Since Windows Virtual PC and XP mode are important alternatives for supporting legacy applications and compatibility solutions, the use of floppy media is rather important. Perhaps more importantly, we regularly use Answer Files (unattend.xml and autounattend.xml) to support custom Windows 7 and Windows 8 installation. If you are designing, testing and managing Windows 7 installation sequences that utilize an Answer File, the use of a virtual floppy drive can become mandatory.
Ben Armstrong, at the time the Microsoft Hyper-V Program manager, provided a VBScript that enables you to support attached floppy (and other removable) disks: Using Floppy Disks with Windows Virtual PC. His related blog also contains links to downloadable scripts. Although dated (2009) the scripts still work with Windows Virtual PC on Windows 7 to support floppy drives. Ben also provided some PowerShell alternatives, although a more recent PowerShell solution exists (and is mentioned below)
Since Ben’s scripts are rather lengthy, a more simplified alternative, with example, is provided by WindowsItPro: How do I attach a floppy disk to a virtual machine (VM) with Windows Virtual PC?. Giving credit where it is due, this shortened approach appears to have been derived from a slightly more detailed Technet article: Floppy support gone in Windows Virtual PC? that includes a release option. An alternate script option is also posted in the Technet Script Center: Attach a Virtual FD to specific Virtual Machine (for Windows Virtual PC).
Sven Groot, on his Ookii.org site posts three simple PowerShell scripts that enable you to Create, Attach and Release a virtual floppy from Windows 7 Virtual PC. Script downloads are also available: Floppy support in Windows Virtual PC 7. (The site notes that you will have to enable unsigned PowerShell scripts to run in order to use them.)

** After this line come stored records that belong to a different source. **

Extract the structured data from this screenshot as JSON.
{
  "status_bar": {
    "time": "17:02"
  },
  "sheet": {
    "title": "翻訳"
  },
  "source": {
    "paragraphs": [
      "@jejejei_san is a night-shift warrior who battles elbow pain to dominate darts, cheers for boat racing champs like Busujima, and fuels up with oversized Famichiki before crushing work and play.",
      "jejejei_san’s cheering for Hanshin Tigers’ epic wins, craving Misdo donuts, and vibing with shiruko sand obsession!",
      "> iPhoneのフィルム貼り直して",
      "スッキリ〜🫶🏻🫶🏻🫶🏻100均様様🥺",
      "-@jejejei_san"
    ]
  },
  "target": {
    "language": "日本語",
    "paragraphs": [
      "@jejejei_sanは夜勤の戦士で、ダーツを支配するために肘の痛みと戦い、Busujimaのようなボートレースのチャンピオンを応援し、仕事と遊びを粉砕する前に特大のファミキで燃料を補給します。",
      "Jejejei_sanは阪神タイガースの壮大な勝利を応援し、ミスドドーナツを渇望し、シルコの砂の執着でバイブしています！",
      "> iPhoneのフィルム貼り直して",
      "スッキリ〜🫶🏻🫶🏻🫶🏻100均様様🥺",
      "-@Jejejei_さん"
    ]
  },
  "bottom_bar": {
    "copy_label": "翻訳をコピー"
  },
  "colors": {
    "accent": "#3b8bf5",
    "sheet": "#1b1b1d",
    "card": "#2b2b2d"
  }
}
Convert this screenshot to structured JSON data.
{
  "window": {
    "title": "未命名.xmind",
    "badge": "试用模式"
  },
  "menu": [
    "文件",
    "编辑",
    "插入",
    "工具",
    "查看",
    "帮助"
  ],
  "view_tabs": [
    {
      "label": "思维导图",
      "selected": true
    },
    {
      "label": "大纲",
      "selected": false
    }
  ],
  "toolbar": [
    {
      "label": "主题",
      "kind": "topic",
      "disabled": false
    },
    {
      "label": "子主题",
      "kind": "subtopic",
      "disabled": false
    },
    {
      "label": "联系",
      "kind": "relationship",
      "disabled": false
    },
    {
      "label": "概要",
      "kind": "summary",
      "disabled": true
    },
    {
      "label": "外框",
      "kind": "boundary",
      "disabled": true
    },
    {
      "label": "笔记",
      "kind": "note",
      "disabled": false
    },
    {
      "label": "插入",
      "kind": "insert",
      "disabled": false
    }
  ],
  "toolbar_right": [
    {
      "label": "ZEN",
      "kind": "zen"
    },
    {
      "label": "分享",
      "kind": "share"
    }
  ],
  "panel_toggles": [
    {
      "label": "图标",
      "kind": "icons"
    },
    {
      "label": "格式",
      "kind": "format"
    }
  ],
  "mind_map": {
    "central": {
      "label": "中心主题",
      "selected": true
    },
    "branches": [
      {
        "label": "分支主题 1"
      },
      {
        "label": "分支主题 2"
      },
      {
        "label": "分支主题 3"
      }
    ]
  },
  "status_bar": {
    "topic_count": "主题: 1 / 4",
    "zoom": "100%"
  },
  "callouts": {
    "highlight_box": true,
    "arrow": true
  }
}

Alternately, I have found that Oracle VM Virtual Box a free, Open Source Software solution will support floppy drives, and works well on Windows 7. VirtualBox does not support seamless desktop integration like Windows XP mode, though does provide an alternate virtual testing environment.
You should now have several viable options for integrating both virtual and physical floppy drives into your Windows 7 Virtual environment.